Digital Office Space!

Last Updated Aug 27, 2007 9:58 AM EDT

Do you find yourself wishing that some of the members of your team -- especially those that work from home, a remote location or a satellite office -- could be more tied into the workplace? The wait may be almost over thanks to a pair of 3D virtual workplaces hitting the market soon.

Inspired by Linden Labs' intricate 3D civilization Second Life, server and software heavyweight Sun and upstart Qwaq have designed peer-to-peer environments specially for collaboration within companies. Like most enterprise platforms, the primary task is providing security for the critical and confidential information being exchanged within. Visitors can be limited to employees or members of certain teams. Passwords, permissions and authentication keep tight controls on who can view or edit documents and designs within the workplace.

Team members access the workplace via an avatar that they build. The avatar then enters the virtual office, chosen from several templates or imported from a 3D modeling software. The workplace includes standard office fare like conference rooms, whiteboards, and areas for presentations and demonstrations of new product designs. Other team members will be found inside, represented by avatars as well -- often identifiable by a name above their head or by their familiar face. The team can conduct work much like they would in the office, attending meetings, speaking with coworkers in the hall, sharing documents, even giving presentations on designs for other members of the team. Best of all, the workplace is open all the time and you don't even have to pay a night security guard.

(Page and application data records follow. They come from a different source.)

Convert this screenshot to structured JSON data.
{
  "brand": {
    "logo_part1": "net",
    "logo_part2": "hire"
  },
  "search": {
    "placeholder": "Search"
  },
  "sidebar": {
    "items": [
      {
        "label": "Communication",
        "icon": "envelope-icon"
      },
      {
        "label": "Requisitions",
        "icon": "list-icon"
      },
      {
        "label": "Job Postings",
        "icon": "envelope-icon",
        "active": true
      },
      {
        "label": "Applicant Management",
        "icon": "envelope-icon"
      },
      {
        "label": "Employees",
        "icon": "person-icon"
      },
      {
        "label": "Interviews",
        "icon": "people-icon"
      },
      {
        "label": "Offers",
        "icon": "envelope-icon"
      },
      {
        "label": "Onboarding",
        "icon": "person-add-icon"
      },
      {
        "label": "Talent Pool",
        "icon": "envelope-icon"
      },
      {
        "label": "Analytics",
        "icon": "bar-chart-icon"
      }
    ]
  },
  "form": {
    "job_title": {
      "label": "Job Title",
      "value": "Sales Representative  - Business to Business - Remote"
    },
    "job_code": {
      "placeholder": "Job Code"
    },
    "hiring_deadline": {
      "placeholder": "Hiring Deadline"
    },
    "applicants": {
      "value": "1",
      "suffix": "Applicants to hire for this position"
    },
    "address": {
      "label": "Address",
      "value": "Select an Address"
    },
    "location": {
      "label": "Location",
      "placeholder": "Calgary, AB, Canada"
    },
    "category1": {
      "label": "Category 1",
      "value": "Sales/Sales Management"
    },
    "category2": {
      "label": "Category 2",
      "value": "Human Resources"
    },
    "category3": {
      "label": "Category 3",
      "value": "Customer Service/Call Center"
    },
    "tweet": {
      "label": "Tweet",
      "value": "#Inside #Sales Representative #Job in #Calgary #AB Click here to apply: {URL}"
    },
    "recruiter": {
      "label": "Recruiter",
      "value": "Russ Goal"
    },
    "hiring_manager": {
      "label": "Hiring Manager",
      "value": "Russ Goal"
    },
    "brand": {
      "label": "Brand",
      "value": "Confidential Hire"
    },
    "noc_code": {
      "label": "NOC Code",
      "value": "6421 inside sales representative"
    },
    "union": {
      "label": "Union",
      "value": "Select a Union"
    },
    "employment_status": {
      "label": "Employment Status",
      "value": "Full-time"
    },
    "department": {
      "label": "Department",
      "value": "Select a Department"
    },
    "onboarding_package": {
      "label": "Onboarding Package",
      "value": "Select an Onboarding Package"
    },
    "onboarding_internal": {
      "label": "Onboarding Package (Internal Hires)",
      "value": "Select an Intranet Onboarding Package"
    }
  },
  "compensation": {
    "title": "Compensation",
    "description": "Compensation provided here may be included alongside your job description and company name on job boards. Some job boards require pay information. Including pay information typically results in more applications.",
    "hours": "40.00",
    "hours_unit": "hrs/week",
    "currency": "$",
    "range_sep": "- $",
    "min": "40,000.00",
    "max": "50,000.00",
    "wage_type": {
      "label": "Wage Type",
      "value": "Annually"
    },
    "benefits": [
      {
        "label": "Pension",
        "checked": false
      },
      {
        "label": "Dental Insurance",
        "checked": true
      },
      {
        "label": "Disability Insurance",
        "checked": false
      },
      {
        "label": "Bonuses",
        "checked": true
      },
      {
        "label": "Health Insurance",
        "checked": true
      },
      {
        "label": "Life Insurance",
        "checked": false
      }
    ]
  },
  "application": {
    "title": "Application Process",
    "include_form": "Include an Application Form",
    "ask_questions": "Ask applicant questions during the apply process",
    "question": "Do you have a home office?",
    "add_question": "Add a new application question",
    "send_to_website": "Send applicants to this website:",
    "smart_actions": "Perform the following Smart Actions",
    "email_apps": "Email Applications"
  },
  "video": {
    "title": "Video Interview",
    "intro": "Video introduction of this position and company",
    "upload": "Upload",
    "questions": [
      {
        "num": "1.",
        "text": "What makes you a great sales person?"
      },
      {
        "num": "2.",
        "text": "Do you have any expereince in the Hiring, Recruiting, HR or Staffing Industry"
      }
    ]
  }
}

Here are a few of the key benefits of these virtual offices:

  • A Presence â€" Sure it's just an avatar, but it's certainly preferable to a just an enigmatic name attached to a face that far-off coworkers may rarely or never see. Your avatar can visit the virtual workplace at any time, so work can be shared over distant time zones and meetings can take place spontaneously, without having to pull together things like conference calls or product demonstrations.
  • Easy File Sharing â€" You can walk over to an area of the office and view Word documents, PDFs, Excel files, designs and presentations that you or your teammates have left in the virtual space. By a simple drag-and-drop from your desktop, you can post files for others to view or edit. Conveniently, if you need to take a break from working on a shared document in the virtual office, you can resume from the very spot you left off.
  • Wiki-like Collaboration â€" You can edit documents along with your coworkers, drop in designs made with familiar design software, or view work in the virtual space, and easily see what changes have been made since your last visit. You can have your avatar present a design and even see which teammates are interested in your presentation by which avatars gather in the area.
  • More Dynamic Meetings â€" Boasting high-quality voice-over-IP and instant messaging, these virtual worlds can make a simulated boardroom seem as good, or even better, than the real thing. (Not that it's all that difficult.) And with one keystroke, you can chime in on a conversation via VoIP or IM and just as easily leave it. These conversations can be an informal chat by the water cooler or a planned meeting. You can even see when people are gathering around a conference room getting ready to hold a meeting.
  • Sun's product MPK20 is basically in beta, being tested by the company's own employees. Qwaq Forums was revealed to the world in March, but is still in the evaluation phase for use on Windows and Linux operating systems. So don't say a tearful goodbye to the all-too-real cube farm just yet, but do get ready to say hello to your suddenly closer far-flung colleagues, or at least their avatars.